Insurers have been successful in influencing the government to review the personal injury discount rate, which has taken its toll on their finances. A revised rate will ensure claimants receive fair compensation, is expected to reduce claims costs for insurers, and will enable rate savings to be passed onto customers.
Following the insurance industry’s backlash, the Treasury Minister has indicated the government may change how the personal injury discount rate is set.
In February 2017, the Lord Chancellor announced changes to personal injury compensation payments. The discount rate (also known as the Ogden rate) which is used to determine compensation pay-outs when people suffer serious injuries was lowered from 2.5% to -0.75% from March 20, 2017.
The industry was unprepared and shocked by the change, evidenced by its 2016 financial results. Insurers published their financial results both including and excluding the rate change, highlighting large losses. This is because insurers had to revise their finances and increase their reserves in acknowledgement that future claims costs would rise. Aviva for instance took a hit to its 2016 (IFRS) profit after tax of £385m. Direct Line published a £217.3m reduction in pre-tax profits. LV=’s general insurance business also took a £139m hit to strengthen reserve releases. The overall cost to insurers and reinsurers of the UK’s change in the personal injury Ogden discount rate is estimated at £3.5bn across all lines of business, according to Ernst & Young.
As a result of the fallout the insurance industry lobbied for a consultation. The push was successful; a consultation into how the discount rate is calculated was conducted by the Ministry of Justice from March to May 2017. The government is now considering moving away from a mechanism that has grown outdated and, with negative returns on interest-linked gilts, has lost its connection with the way people invest in the real world.

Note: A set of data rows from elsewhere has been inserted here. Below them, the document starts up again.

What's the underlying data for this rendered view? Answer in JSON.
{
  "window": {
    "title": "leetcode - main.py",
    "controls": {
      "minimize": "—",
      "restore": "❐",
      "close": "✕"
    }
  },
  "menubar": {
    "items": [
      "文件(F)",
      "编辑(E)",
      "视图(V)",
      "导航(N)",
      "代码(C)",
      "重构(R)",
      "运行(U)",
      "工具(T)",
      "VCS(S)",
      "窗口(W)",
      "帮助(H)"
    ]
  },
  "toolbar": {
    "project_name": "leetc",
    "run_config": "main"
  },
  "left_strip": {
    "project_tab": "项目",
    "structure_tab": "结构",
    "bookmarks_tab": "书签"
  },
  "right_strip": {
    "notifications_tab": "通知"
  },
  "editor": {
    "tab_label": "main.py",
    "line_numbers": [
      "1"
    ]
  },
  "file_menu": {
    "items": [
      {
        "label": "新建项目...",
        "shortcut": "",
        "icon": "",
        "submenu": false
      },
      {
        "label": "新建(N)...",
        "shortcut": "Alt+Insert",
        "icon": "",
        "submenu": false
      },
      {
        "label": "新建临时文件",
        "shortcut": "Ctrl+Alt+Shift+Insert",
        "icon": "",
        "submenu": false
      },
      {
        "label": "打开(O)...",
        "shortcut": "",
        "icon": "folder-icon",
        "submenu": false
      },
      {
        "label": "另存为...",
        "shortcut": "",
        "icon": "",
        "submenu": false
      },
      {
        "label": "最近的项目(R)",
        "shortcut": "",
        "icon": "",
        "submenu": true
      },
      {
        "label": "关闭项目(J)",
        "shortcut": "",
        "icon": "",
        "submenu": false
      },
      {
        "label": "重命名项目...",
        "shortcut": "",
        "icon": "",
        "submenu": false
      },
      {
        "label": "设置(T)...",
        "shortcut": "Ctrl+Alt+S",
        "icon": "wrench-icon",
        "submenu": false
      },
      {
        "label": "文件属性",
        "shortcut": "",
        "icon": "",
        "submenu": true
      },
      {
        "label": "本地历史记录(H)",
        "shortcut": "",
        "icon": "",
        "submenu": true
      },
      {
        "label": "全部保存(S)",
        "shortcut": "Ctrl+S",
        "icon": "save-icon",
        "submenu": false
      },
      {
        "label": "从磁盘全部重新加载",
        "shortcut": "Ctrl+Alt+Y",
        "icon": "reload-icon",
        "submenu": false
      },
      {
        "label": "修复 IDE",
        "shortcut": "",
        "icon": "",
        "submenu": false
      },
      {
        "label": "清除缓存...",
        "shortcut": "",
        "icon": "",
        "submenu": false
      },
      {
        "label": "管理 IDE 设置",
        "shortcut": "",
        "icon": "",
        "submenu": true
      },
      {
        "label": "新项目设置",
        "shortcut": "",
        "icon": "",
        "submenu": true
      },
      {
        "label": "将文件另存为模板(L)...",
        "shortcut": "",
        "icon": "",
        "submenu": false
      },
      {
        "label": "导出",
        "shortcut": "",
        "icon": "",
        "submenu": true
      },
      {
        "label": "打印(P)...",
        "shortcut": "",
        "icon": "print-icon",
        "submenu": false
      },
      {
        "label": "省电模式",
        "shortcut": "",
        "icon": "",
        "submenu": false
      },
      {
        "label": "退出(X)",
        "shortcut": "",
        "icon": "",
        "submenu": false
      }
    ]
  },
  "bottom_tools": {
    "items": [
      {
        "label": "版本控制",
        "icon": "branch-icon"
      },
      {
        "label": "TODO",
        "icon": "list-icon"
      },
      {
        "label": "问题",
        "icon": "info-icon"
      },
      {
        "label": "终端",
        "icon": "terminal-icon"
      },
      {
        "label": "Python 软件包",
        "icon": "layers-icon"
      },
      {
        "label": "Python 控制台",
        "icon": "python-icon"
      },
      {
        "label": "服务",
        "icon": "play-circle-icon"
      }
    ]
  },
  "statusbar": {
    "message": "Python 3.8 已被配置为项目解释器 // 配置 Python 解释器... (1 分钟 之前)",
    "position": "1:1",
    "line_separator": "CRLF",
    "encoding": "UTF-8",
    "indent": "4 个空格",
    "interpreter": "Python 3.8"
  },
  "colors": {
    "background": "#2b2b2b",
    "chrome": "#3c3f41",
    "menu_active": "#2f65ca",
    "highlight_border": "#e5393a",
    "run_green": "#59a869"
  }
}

This will be positive for both insurers and customers. It will ensure claimants receive the compensation they require going forward. It is expected following the consultation that the discount rate will increase, meaning claims costs will reduce for insurers. This will additionally pass on benefits to customers who have seen price rises for personal injury products, as with lower claims costs insurers can lower insurance premiums.
A rate change has been stressed, in particular for motor insurance. The government has introduced a Civil Liability Bill which aims to reduce fraudulent whiplash claims and reduce insurance costs for customers. The industry had repeated that any benefit seen in reducing whiplash will be counteracted by the rise of the discount rate, passing on no end benefit for consumers. A review of the discount rate alongside the Civil Liability Bill is therefore necessary to allow for savings.
By Danielle Cripps, General Insurance Analyst